:: EXERCISE INPUTS ::
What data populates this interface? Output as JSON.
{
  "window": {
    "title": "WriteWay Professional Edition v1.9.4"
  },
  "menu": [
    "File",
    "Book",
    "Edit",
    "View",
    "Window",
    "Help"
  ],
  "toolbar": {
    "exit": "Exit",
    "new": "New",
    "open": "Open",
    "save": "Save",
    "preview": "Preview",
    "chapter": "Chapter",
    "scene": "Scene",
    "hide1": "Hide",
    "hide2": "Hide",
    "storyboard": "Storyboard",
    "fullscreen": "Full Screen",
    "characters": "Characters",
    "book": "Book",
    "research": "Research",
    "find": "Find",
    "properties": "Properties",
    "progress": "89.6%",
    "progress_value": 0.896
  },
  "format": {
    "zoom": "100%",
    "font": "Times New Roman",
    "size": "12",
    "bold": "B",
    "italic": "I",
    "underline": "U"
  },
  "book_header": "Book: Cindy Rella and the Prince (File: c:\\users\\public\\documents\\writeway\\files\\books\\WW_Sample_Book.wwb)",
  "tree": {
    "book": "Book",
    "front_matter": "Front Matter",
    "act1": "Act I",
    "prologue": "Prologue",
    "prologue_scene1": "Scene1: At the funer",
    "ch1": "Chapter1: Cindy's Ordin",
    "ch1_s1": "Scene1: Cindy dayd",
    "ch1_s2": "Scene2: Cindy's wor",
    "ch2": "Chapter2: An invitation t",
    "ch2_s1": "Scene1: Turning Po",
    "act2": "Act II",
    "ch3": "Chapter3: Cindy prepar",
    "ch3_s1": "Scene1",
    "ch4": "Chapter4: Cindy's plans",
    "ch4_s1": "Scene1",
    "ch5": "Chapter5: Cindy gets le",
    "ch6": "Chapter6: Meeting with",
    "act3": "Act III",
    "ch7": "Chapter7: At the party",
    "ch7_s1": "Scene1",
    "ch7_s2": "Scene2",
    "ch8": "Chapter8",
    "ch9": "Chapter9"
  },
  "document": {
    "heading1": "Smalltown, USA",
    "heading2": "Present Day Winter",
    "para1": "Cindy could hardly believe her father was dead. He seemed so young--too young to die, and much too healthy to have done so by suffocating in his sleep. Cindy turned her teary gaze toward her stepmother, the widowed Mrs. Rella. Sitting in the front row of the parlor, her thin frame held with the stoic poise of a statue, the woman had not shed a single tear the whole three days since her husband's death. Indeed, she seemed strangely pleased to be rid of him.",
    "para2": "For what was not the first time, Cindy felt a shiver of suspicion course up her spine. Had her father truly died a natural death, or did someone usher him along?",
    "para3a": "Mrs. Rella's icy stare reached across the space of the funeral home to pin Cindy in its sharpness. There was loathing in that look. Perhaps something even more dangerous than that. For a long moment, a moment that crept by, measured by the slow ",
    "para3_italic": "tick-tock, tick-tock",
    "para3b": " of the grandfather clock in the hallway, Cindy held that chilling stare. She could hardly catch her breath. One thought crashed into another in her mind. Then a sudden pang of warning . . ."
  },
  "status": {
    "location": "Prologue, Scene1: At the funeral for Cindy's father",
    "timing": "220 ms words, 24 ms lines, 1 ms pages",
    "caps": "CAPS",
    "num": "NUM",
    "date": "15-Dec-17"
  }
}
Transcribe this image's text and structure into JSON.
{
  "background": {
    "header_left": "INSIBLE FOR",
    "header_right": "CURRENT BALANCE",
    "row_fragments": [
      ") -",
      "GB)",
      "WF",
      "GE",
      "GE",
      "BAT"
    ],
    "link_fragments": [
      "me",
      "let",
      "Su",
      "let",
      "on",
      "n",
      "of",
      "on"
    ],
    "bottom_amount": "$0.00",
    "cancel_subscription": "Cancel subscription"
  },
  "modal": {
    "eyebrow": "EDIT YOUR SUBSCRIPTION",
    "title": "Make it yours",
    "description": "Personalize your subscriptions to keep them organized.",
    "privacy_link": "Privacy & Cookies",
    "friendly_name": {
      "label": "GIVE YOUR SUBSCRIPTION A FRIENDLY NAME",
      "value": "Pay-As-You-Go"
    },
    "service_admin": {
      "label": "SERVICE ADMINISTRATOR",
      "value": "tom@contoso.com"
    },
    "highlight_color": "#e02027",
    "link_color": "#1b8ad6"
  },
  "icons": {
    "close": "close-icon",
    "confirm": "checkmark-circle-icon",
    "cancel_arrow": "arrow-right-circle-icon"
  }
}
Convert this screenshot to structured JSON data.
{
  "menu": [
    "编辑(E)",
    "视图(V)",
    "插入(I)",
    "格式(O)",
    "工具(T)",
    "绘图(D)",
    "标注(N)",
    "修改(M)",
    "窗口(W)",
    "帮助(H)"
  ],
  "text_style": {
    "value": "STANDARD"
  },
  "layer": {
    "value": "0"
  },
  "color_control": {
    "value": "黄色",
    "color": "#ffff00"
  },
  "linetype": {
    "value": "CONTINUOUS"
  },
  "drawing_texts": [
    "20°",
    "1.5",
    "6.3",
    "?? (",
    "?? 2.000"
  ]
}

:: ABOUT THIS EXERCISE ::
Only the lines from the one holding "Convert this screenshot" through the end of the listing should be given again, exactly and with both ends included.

:: SOLUTION TO THE PROBLEM ::
Convert this screenshot to structured JSON data.
{
  "menu": [
    "编辑(E)",
    "视图(V)",
    "插入(I)",
    "格式(O)",
    "工具(T)",
    "绘图(D)",
    "标注(N)",
    "修改(M)",
    "窗口(W)",
    "帮助(H)"
  ],
  "text_style": {
    "value": "STANDARD"
  },
  "layer": {
    "value": "0"
  },
  "color_control": {
    "value": "黄色",
    "color": "#ffff00"
  },
  "linetype": {
    "value": "CONTINUOUS"
  },
  "drawing_texts": [
    "20°",
    "1.5",
    "6.3",
    "?? (",
    "?? 2.000"
  ]
}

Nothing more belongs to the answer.